• [WORK TO BE COMPLETED] Say only how many lines in the entries below contain the word "author".

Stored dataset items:

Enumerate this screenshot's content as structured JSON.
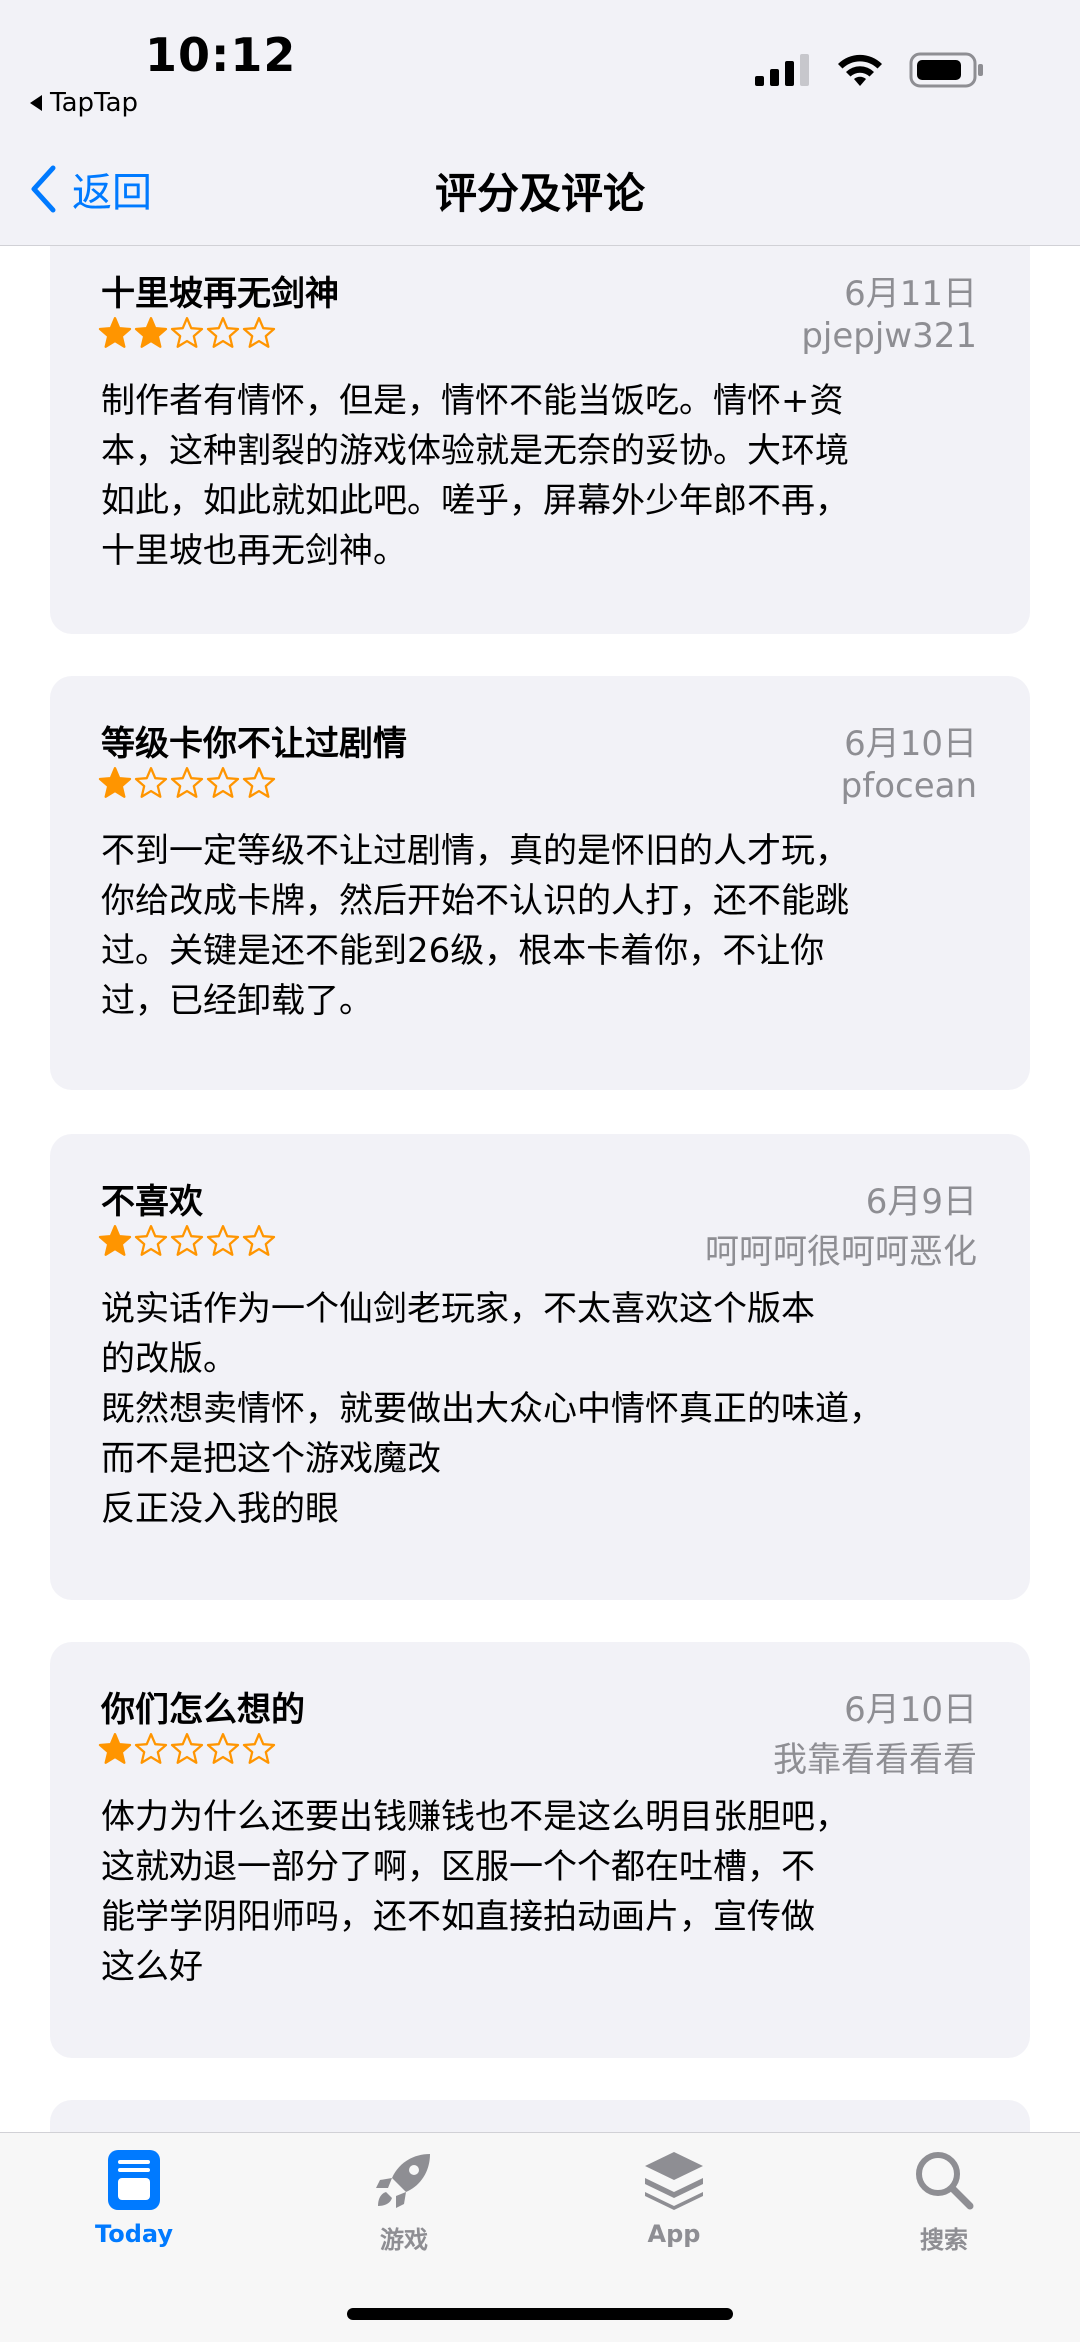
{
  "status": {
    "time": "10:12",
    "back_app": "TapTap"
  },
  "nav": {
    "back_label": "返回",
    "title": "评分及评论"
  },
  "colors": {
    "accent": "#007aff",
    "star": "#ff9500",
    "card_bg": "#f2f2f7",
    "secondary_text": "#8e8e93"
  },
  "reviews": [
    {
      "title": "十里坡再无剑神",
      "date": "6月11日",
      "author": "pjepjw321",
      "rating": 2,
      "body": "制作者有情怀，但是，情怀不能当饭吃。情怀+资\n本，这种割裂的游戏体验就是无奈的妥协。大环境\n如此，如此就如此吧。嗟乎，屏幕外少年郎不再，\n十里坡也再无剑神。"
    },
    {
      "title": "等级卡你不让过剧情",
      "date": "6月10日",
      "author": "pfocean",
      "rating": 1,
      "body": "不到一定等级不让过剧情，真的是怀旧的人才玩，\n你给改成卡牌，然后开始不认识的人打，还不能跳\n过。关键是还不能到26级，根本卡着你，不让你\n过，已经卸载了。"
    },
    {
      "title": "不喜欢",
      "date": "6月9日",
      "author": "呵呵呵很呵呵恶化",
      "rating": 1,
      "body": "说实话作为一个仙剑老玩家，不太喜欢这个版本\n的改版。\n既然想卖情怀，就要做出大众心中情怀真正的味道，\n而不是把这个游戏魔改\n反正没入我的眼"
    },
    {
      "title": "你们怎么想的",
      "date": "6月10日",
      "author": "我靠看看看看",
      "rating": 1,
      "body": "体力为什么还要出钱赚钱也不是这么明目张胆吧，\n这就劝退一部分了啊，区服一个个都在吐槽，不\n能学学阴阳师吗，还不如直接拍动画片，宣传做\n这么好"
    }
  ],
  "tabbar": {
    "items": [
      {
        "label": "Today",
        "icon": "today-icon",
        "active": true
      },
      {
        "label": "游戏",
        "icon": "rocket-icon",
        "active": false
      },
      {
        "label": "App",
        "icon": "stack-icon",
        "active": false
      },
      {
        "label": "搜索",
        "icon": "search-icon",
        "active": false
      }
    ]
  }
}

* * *

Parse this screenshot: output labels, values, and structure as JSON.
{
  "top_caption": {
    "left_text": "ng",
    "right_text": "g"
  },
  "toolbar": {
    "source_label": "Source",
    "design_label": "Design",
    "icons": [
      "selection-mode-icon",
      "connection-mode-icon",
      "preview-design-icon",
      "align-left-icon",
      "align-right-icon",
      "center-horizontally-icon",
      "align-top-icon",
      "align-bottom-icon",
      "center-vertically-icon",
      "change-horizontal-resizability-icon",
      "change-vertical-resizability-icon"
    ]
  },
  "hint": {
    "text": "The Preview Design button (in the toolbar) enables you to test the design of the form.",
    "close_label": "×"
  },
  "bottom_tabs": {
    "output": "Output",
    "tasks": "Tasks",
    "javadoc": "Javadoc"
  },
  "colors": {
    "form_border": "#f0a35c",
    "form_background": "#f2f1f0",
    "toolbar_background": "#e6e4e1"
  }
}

• [SOLUTION TO THE PROBLEM] 4